Next, it was to try and get as many vehicles including the coach destined for the finish to be at Langford’s to ensure the runners had an easy, warm and dry passage off the mountain.
Finally, word had to pass back to the field of runners and volunteers that the race was cut short. And this is where the true spirit of the race came alive. Some athletes were so far up the field that they had already passed the final radio check to Langford, so they continued to run as if they had another 30km to go. Others took their foot off the gas to just try and keep warm and look out for others who were starting to feel the conditions bite and then there were others who emptied the gas tank knowing that their energy reserves were only ended for a few more km’s.
Throughout the morning as runners appeared out of the clouds, the elation on their faces was pretty evident. That was a lot of fun whilst you were moving, being able to knock over sub 4 min km’s with a tail wind is not something you get in your average ultra. Also there were some stories emerging of runners assisting others who were struggling to stay upright in the conditions and whose core body temperatures were starting to drop.

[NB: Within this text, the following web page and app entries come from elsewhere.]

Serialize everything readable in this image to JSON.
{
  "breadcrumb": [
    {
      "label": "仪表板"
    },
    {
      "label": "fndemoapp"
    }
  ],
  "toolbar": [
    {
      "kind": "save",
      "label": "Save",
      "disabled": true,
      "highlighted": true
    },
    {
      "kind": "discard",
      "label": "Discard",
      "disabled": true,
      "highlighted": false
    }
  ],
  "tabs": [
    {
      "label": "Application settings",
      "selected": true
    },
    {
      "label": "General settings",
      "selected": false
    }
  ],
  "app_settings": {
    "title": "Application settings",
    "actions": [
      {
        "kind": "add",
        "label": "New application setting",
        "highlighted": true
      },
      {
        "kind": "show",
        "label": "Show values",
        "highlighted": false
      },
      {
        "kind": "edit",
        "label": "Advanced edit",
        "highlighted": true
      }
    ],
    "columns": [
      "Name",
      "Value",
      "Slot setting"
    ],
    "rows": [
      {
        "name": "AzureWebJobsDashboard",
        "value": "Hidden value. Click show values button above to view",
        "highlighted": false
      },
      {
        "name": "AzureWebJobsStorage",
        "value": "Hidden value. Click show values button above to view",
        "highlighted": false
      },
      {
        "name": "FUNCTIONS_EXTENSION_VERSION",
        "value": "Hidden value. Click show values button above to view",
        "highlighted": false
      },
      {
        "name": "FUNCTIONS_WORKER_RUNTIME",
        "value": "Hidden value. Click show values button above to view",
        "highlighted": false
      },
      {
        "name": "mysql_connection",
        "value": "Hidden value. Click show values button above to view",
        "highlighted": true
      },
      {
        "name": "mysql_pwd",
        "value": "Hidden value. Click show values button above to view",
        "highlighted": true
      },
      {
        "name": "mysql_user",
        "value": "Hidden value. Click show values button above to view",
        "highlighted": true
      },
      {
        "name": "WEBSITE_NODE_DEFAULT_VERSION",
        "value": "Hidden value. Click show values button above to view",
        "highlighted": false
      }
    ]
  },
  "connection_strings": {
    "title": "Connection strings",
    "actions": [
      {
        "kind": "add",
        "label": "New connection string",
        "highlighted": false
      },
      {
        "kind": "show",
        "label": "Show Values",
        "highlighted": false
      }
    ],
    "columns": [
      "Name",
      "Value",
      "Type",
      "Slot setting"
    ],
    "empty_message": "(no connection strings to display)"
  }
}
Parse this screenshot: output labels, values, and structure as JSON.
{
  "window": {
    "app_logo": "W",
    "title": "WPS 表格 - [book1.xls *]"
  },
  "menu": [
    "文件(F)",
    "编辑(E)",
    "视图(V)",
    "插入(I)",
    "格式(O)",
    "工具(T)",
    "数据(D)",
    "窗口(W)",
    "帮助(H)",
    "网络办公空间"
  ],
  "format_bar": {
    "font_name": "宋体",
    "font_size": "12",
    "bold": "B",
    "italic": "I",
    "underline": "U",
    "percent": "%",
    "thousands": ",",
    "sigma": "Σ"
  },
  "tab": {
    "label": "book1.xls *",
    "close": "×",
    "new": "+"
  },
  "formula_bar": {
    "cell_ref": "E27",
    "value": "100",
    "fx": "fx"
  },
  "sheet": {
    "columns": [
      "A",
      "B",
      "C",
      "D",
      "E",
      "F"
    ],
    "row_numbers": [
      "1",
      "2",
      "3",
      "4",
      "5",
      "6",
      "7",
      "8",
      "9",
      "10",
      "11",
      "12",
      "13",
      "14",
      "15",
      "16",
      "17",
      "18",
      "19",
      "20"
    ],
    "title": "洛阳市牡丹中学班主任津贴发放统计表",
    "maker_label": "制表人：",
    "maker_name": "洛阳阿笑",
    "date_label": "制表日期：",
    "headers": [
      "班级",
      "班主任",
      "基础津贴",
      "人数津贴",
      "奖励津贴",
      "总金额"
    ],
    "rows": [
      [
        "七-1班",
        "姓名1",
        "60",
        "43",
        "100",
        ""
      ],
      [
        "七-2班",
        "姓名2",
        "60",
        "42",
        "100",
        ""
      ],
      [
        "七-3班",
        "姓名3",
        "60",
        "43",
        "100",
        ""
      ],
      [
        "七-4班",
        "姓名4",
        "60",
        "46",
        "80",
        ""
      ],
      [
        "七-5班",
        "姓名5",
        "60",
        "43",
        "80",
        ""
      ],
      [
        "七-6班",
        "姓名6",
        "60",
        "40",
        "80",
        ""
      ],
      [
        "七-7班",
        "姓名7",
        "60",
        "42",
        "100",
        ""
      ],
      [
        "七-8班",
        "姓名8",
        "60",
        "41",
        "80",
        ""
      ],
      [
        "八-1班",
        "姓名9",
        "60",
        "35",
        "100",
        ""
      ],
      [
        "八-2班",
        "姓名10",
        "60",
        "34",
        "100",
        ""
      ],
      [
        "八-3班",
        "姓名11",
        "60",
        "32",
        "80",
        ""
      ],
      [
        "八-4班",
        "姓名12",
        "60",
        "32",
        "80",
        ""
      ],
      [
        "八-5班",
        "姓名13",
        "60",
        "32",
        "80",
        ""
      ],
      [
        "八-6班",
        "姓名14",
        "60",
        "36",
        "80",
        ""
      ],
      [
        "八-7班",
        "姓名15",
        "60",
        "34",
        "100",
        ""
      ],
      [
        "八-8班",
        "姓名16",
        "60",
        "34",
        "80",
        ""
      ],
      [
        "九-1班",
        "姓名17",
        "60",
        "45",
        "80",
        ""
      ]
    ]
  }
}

One such story came from Philip “Spud” Murphy and running mate Chris Yates. Now Spud had been entrusted with sweeping the back half of the course, so he decided to run the first half as a warm up! As he and Chris came across a runner who was clearly struggling with the conditions they quickly assessed the early signs of exposure and ensured he was able to make it to a hut for shelter. It later became clear that this runner was not only slurring their words but had lost about an hour of their memory during the height of the storm.
When Andy Kromar arrived, he went onto the course with his 4wd to collect a couple of runners who had decided to take the sensible option of utilising one of the huts for refuge. One of these athletes was Samantha Gash better known for her desert racing experience, who found herself at Roper’s Hut in need of warm clothing and was lucky to be assessed by one of the medics as having early signs of exposure. She was able to rest, recover and made her way out safely in a vehicle a few hours later.
So, whether or not we all agree that the race results for the 2012 running of the B2H mountain ultra are a true reflection of what the final finishing line would have been we will never know. But one thing is for sure, that when the racing stopped, the actions of Andy and his team ensured that everyone left the high country with a few new lessons learned.
Firstly, we all know the weather can change on a dime up at these altitudes, but regardless of which weather forecast you read, be prepared for anything.
Secondly, mandatory gear is there for a reason, often called out as a reason for a sponsoring clothing brand to sell more gear, but very rarely called upon to save lives. On this occasion, the RD was right in enforcing strict and consistent rules for all people toeing the start line.
And finally, we race all year round and very rarely does anything like what unfolded this weekend happen to us, but when it does, it is great to see all that oft described as redundant planning finally comes alive to save lives !
So, from my perspective it was certainly an eventful year in which to get a minor injury to keep me from the start line, but thank heavens I did, as I wouldn’t want to have been out their in a compromised position and secondly, I would never have seen what goes on behind the scenes of a race as iconic as Bogong to Hotham.
As Andy repeated to me the “Who wants to be a RD?” later that night, I was happy in knowing that the race is in good hands as no one took him up on the offer.
A big thank you to Andy and his team and also to Erwin and team from Dandy Runner for the amazing images captured in incredible conditions!